The Seventh Circuit decided Hayden v. Greensburg Community Schools, ___F.3d___ (7th Cir. Feb. 24, 2014).
On behalf of their son, [parents] challenge a policy which requires boys playing interscholastic basketball at the public high school in Greensburg, Indiana, to keep their hair cut short. The Haydens make two principal arguments: (1) the hair-length policy arbitrarily intrudes upon their son's liberty interest in choosing his own hair length, and thus violates his right to substantive due process, and (2) because the policy applies only to boys and not girls wishing to play basketball, the policy constitutes sex discrimination. The district court rejected both claims and granted judgment to the Hayden ex rel. A.H. v. Greensburg Cmty. Sch. Corp., 2013 WL 1001947 (S.D.Ind. Mar. 13, 2013). We reverse in part. Because the hair-length policy on its face treats boys and girls differently, and because the record tells us nothing about any comparable grooming standards applied to girls playing basketball, the evidence entitles the Haydens to judgment on their sex discrimination claims.
Wednesday, February 19, 2014
.....so spoke Magic Johnson, the greatest point guard in the history of the National Basketball Association, about his gay son, who has a boyfriend. No commentary; I just thought it was a cool story about a dad embracing his gay son.
.....thus runs a hypo posed by a column in Truth Wins Out, an LGBT website. The author, Wayne Besen, worries that Martin would have been propelled from being "not black enough" to being "too black."
I agree that this may have been possible. But who is to say? There is something morally gratifying about a bullied kid getting some payback against his tormentor, not in a sadistic way but in a way that is just even if that justness is procured through a strong shove or a headlock. So too much of manliness, frankly, doesn't rest on such crude dichotomies as Mr. Besen suggests: either get bullied or fight back. There are preemptive measures that boys (at least many boys) know about which can signal to the other party--without having to resort to violence--that they are not to be messed with.
None of this is to say, of course, that Jonathan Martin deserved any of the abuse or that the monstrous Incognito should not be punished.....
Monday, February 17, 2014
Michael Sam, the All-American from the University of Missouri, is the first openly gay football player.
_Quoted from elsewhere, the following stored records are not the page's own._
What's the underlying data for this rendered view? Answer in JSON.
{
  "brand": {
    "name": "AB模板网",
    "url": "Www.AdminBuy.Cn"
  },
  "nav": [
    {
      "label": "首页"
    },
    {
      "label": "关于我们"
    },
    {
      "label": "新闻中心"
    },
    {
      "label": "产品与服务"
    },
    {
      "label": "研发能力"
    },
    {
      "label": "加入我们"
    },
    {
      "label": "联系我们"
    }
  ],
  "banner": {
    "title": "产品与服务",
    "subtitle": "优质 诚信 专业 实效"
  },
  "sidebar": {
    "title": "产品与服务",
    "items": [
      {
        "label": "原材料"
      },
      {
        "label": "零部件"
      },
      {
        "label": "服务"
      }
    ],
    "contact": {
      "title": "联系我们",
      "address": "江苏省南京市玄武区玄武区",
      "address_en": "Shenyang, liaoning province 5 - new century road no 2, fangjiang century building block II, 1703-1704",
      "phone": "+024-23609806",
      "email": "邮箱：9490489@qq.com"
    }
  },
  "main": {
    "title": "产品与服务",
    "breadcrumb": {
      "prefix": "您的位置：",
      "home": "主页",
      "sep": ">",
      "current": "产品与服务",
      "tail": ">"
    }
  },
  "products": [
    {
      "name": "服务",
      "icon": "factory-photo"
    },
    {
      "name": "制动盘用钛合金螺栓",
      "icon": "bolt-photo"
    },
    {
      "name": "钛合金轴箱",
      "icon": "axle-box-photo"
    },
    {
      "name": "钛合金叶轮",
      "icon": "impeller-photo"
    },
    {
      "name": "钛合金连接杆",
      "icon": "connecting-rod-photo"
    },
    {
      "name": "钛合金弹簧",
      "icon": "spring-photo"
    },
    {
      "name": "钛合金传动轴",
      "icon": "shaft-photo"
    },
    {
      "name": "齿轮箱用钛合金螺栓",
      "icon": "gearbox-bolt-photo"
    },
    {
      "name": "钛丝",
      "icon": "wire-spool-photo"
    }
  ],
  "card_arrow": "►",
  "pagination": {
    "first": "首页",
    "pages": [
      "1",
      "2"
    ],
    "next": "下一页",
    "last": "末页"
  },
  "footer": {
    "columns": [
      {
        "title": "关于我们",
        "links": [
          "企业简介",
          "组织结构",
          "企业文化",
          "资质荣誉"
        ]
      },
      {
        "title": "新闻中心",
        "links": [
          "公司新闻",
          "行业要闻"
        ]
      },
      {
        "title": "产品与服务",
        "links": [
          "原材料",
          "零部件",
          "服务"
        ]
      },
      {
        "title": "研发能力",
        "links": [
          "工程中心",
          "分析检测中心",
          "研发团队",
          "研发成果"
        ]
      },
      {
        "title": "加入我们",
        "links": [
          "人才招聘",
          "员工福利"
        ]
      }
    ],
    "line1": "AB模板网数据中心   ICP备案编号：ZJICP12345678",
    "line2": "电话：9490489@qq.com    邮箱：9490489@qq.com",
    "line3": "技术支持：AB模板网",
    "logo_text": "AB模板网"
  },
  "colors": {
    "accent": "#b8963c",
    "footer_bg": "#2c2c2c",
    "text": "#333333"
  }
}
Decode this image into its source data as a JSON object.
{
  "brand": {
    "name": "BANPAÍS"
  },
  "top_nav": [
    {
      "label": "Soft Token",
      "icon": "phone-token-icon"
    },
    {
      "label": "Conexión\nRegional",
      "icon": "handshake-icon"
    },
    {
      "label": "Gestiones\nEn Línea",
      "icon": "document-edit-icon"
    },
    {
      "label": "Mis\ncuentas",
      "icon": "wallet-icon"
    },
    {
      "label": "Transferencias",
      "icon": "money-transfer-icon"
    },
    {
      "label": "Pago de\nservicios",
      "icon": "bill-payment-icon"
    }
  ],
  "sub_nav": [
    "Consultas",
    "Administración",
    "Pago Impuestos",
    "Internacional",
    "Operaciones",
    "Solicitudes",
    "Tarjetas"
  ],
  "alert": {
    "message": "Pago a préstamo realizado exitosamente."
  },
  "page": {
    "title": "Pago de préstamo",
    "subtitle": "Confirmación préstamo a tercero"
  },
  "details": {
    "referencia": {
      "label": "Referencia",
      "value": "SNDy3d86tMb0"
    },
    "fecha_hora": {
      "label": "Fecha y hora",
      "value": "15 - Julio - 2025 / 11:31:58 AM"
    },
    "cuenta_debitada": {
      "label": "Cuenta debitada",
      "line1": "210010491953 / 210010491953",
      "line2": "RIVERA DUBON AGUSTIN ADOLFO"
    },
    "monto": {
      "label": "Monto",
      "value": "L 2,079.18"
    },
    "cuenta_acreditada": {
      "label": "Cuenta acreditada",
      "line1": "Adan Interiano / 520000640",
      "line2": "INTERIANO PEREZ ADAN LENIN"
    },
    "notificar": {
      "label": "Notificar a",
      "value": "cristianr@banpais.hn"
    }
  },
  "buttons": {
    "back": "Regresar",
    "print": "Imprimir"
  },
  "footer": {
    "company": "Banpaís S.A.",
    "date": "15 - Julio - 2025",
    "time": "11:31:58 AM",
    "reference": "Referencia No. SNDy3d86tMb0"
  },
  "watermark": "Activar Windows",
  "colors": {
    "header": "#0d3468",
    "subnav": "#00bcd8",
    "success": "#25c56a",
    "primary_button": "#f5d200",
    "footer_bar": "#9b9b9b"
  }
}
Some NFL teams have already supported his candidacy and it seems that the media is supporting him too.
On the other hand, as you probably know, the NFL doesn't seem to be a hospitable place for cultural differences, as suggested by the ordeals suffered by Jonathan Martin.
This conflict between the gentleman and the brute, which I've examined elsewhere, seems never ending.....
Friday, February 14, 2014
Gender change operations are legal in Iran according to a fatwa - or religious ruling - pronounced by the late Ayatollah Ruhollah Khomeini, spiritual leader of the 1979 Islamic revolution. The law contrasts with the strict rules governing sexual morality under the country's Sharia legal code, which forbids homosexuality and pre-marital sex.
The article is about football (what Americans call soccer) but the news is still arresting, to me, anyway.
Tuesday, February 11, 2014
In honor of the Olympics, Why We Love Watching Female Figure Skaters, but not Female Basketball Players. The story picks up with the Russian men’s ski jump coach Alexander Arefyev comment that he doesn’t like seeing women compete in the sport because they “have another purpose—to have children, to do housework, to create hearth and home.” Researchers on gender disparity in sports found that:
found that these students code certain sports as masculine or feminine, and do so along the same lines that researchers did in 1965. They found that “sports that emphasized overt displays of aggression or strength were typed as masculine, and non-contact sports that are either traditionally dominated by women (volleyball) or emphasize aesthetics (gymnastics) were typed as feminine.” And as teenage girls develop differently from their male peers—and begin to confront gendered expectations for how they ought to use their bodies—“teenage girls drop out of sports at a rate that is six times higher than that of boys.”